Your mortgage will be null in void if they do away with the Dollar/paper money.
- U.S. companies generating international sales.
- Emerging markets.
- International stocks.
- International currency ETFs.
The Swiss franc is the official legal tender of Switzerland and Liechtenstein and is seen as a safe haven due to Switzerland's political stability.
What country is the US dollar worth the least?
The Iranian Rial currently ranks as the lowest currency in the world in terms of its exchange rate with the US dollar.
Iranian Rial (IRR)
Today 1 Indian Rupee = 516.79 IRR. Currently, Iranian Rial is considered world's least valuable currency. This is the result of factors like political unrest in the country. The Iran-Iraq war and the nuclear program also played a huge part.
After reaching parity with the euro in 2022, the U.S. dollar has weakened modestly in 2023. The dollar has also lost ground against other currencies. Changes in the dollar's value on currency markets can affect results for U.S. investors who put money to work in global capital markets.
The Swiss franc is the official legal tender of Switzerland and its tiny neighbor Liechtenstein, and the currency is seen as a safe haven due to Switzerland's political stability.
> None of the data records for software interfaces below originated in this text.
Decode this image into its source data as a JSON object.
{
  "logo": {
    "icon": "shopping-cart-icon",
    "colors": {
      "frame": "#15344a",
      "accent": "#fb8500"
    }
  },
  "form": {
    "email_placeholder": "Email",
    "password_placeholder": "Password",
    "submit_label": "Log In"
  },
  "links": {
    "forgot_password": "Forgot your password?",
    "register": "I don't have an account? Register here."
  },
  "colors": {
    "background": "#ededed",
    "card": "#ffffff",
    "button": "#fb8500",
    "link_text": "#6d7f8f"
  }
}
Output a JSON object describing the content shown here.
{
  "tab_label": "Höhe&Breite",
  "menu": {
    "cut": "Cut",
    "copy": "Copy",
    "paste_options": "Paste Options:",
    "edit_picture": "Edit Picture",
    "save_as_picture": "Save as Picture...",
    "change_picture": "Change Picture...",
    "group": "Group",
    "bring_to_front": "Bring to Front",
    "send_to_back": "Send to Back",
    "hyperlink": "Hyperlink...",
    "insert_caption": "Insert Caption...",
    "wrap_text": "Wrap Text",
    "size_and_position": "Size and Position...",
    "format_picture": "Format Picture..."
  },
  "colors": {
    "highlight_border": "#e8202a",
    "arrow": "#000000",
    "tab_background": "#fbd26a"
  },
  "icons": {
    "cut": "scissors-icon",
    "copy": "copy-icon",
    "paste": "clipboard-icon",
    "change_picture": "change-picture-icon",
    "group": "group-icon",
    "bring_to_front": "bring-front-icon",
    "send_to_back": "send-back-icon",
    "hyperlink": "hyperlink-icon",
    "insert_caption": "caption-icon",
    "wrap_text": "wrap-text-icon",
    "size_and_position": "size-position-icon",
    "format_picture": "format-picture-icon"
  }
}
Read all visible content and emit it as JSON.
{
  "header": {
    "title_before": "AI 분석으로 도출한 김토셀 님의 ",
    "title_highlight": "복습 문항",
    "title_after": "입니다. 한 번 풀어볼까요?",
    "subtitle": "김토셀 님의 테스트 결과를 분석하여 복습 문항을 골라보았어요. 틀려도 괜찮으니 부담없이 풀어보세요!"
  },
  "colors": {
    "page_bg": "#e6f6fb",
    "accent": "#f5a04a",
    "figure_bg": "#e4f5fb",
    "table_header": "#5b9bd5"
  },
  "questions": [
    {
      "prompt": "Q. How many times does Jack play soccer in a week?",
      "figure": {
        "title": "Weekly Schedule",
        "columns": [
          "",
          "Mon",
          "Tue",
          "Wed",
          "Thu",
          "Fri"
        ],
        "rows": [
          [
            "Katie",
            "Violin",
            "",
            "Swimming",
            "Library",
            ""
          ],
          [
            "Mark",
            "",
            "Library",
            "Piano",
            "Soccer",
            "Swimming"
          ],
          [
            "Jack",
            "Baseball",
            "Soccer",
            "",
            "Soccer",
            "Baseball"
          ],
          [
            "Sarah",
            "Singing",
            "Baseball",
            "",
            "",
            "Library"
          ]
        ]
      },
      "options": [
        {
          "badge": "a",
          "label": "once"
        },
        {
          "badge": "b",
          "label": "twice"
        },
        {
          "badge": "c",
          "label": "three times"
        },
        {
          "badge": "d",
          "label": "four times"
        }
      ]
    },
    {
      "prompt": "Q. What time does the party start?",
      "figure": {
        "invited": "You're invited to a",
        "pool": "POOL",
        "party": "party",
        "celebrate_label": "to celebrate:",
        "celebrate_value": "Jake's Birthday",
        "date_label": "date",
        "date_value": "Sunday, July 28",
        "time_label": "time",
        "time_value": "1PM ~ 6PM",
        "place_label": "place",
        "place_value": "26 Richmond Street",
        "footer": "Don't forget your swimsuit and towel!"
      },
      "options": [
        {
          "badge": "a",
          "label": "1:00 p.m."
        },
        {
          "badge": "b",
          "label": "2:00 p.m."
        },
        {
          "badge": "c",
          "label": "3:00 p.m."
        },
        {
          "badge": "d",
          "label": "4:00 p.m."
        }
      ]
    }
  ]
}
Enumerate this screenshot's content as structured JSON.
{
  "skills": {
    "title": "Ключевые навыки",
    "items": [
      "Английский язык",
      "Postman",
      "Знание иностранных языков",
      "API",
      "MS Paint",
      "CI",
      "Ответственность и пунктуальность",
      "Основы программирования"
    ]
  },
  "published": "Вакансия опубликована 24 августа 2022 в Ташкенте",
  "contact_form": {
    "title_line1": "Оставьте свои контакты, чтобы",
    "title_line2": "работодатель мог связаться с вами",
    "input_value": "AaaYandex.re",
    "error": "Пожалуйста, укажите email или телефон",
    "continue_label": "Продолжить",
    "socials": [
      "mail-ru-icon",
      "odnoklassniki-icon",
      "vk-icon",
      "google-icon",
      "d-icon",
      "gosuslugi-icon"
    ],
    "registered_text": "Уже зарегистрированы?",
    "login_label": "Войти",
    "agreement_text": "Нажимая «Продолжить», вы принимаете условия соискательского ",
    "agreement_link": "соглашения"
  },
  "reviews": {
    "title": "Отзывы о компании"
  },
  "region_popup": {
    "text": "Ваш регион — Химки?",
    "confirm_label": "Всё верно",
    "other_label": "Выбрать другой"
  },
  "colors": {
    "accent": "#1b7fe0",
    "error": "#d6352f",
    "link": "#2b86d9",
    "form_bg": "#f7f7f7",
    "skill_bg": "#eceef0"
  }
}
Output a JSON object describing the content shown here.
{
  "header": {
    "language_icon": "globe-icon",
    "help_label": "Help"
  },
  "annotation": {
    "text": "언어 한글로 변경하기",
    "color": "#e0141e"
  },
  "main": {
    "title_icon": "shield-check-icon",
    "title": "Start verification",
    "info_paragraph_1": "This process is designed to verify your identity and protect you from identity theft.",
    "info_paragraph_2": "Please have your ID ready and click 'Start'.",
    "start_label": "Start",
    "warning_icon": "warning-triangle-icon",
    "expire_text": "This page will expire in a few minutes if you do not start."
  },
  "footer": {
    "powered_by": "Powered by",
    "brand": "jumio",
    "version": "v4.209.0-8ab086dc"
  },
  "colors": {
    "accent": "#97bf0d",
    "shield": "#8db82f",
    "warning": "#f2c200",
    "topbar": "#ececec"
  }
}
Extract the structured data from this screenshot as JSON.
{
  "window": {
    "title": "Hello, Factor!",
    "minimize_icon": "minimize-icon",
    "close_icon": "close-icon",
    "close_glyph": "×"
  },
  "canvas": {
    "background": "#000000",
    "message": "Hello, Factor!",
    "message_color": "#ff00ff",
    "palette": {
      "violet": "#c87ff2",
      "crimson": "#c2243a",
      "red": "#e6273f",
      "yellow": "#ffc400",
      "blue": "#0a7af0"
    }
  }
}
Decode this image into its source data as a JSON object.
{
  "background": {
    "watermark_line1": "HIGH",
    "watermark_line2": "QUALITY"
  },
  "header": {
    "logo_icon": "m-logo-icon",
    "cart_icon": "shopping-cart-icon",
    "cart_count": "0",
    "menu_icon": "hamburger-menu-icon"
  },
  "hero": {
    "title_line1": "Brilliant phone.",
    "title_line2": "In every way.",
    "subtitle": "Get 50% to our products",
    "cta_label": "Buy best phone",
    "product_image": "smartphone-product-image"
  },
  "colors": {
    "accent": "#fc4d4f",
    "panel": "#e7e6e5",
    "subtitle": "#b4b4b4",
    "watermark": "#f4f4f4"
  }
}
Egypt. Egypt is home to historically-rich cities, deserts, and of course, pyramids. Access to the Mediterranean sea and a strong tourism sector mean that visitors can enjoy history, luxury, great food, and nature at comfortable prices. One U.S. dollar is equal to 15.75 Egyptian pounds (as of Mar.